[EXTRACTED RECORDS — start]

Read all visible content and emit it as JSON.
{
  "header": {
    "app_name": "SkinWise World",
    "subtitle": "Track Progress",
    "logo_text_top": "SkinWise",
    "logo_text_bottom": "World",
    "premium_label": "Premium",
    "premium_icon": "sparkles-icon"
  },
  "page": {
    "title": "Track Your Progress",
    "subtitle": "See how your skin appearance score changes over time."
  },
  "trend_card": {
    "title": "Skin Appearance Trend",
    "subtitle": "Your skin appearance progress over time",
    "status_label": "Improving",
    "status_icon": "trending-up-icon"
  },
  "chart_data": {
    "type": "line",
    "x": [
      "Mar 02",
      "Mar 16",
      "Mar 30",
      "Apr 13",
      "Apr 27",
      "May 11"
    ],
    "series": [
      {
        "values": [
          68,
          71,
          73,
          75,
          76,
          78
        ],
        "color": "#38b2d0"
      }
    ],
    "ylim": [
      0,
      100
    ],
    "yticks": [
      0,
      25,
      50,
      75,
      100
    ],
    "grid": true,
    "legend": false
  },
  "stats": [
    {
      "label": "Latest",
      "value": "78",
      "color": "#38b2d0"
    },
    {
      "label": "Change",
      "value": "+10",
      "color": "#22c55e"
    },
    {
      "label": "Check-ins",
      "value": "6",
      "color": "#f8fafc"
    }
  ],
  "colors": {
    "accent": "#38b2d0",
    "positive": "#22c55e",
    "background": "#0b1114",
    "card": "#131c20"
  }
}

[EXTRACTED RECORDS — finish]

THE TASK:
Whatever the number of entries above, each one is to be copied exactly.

OUTPUT FOR THIS EXERCISE:
Read all visible content and emit it as JSON.
{
  "header": {
    "app_name": "SkinWise World",
    "subtitle": "Track Progress",
    "logo_text_top": "SkinWise",
    "logo_text_bottom": "World",
    "premium_label": "Premium",
    "premium_icon": "sparkles-icon"
  },
  "page": {
    "title": "Track Your Progress",
    "subtitle": "See how your skin appearance score changes over time."
  },
  "trend_card": {
    "title": "Skin Appearance Trend",
    "subtitle": "Your skin appearance progress over time",
    "status_label": "Improving",
    "status_icon": "trending-up-icon"
  },
  "chart_data": {
    "type": "line",
    "x": [
      "Mar 02",
      "Mar 16",
      "Mar 30",
      "Apr 13",
      "Apr 27",
      "May 11"
    ],
    "series": [
      {
        "values": [
          68,
          71,
          73,
          75,
          76,
          78
        ],
        "color": "#38b2d0"
      }
    ],
    "ylim": [
      0,
      100
    ],
    "yticks": [
      0,
      25,
      50,
      75,
      100
    ],
    "grid": true,
    "legend": false
  },
  "stats": [
    {
      "label": "Latest",
      "value": "78",
      "color": "#38b2d0"
    },
    {
      "label": "Change",
      "value": "+10",
      "color": "#22c55e"
    },
    {
      "label": "Check-ins",
      "value": "6",
      "color": "#f8fafc"
    }
  ],
  "colors": {
    "accent": "#38b2d0",
    "positive": "#22c55e",
    "background": "#0b1114",
    "card": "#131c20"
  }
}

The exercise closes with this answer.